The character of Uma, though shown in a village, is still a woman with a mind of her own, and her priorities clear in her. She reprimands Subir, coyly plays with him, reacts to him, and also yearns for him when needed. She is confident of her talent, vocal of her choices. It is her conscious decision in the film to want to abandon her career at the cost of saving her marriage. It is not a decision imposed by any other character, and neither is it the ‘right’ thing to do. The film doesn’t preach morals. It lives and breathes. Uma compliments Subir.
Jaya as Uma in the movie
Abhimaan has few characters. But each is outstanding in its depth, and the interplay between each keeps the viewers involved at every step. The honesty that each bring, the emotions that each build are almost real. Hrishikesh Mukherjee has always extracted work from his actors to build on his story- to not just say it, but live it.
Abhimaan does just that. It lives the pain, and the relief. It allows a peep in the complex emotions of jealousy and the underlying notions of patriarchy that we grapple with everyday. It uses tense underplay. And for all its techniques, Abhimaan has a pure soul. That is what lingers on, long after the arclights are dimmed.
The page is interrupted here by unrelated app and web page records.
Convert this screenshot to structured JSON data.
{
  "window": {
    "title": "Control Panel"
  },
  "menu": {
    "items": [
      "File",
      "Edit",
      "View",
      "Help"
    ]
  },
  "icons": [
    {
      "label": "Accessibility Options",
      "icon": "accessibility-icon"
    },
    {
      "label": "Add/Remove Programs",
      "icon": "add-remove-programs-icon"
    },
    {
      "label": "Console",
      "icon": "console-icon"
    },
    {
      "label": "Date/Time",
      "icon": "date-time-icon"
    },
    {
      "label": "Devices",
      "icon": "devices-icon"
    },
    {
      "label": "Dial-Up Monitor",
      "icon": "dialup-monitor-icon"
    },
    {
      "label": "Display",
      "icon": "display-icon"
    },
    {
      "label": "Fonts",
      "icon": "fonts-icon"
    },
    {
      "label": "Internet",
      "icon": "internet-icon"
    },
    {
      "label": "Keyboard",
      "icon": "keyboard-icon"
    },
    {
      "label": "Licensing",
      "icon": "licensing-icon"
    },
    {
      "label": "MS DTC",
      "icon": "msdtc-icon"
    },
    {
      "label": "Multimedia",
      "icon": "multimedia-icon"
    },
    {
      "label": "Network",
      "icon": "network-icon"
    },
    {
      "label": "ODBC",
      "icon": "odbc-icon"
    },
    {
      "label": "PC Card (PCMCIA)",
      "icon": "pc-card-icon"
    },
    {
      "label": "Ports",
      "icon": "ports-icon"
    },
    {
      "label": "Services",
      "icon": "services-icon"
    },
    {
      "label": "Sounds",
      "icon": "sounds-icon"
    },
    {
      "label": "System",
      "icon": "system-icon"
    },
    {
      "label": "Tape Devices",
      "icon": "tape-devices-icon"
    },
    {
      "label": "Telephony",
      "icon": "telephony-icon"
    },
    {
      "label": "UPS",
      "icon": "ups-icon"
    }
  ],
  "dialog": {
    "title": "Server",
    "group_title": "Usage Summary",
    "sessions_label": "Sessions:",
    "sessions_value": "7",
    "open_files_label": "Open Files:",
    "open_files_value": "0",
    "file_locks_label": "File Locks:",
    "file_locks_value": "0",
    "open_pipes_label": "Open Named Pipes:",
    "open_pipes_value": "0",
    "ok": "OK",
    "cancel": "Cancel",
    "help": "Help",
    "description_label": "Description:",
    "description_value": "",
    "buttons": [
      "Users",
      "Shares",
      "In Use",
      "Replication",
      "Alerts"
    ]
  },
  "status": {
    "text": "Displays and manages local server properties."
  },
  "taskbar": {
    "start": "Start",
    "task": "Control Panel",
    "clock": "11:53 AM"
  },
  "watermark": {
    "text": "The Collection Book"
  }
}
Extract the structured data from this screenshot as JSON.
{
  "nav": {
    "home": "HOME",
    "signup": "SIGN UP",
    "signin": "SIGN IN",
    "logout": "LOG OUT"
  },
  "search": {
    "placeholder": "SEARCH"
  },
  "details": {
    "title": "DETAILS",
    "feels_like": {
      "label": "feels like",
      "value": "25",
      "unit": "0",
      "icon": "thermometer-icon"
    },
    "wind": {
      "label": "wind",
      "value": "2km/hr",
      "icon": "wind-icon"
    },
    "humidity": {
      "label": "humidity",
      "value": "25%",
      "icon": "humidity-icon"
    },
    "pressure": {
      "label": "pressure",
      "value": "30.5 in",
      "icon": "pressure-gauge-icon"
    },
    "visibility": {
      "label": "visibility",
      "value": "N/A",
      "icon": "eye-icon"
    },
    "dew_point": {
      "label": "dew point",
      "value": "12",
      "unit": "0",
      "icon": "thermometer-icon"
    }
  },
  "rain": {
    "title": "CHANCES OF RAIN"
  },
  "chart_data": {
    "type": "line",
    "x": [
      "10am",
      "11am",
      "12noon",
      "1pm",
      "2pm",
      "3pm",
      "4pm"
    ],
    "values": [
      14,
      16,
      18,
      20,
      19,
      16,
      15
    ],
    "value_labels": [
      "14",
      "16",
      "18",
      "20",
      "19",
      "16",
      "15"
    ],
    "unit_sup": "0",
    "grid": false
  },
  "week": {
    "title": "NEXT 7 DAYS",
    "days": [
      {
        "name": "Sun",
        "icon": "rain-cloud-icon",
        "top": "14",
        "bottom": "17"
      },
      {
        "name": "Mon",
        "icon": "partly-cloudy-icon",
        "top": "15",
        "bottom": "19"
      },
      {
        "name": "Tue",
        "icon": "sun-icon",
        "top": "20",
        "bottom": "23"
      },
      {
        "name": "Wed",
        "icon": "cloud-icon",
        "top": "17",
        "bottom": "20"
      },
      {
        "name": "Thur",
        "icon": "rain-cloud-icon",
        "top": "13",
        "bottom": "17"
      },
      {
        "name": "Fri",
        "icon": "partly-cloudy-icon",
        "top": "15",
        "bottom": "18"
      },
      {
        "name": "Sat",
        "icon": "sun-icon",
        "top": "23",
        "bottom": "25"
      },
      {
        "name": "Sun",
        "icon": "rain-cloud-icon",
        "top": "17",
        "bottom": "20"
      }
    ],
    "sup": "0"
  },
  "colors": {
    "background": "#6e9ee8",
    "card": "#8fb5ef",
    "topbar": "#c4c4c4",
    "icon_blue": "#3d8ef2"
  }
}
Saumya Baijal writes reviews on her blog, Words’ Worth. She hasn’t rated this movie on her blog as she considers it one of her favorites we are assigning it a 5 star rating. You can check out her original post here
What did you think of this review? Do you agree with Saumya’s assessment of the film?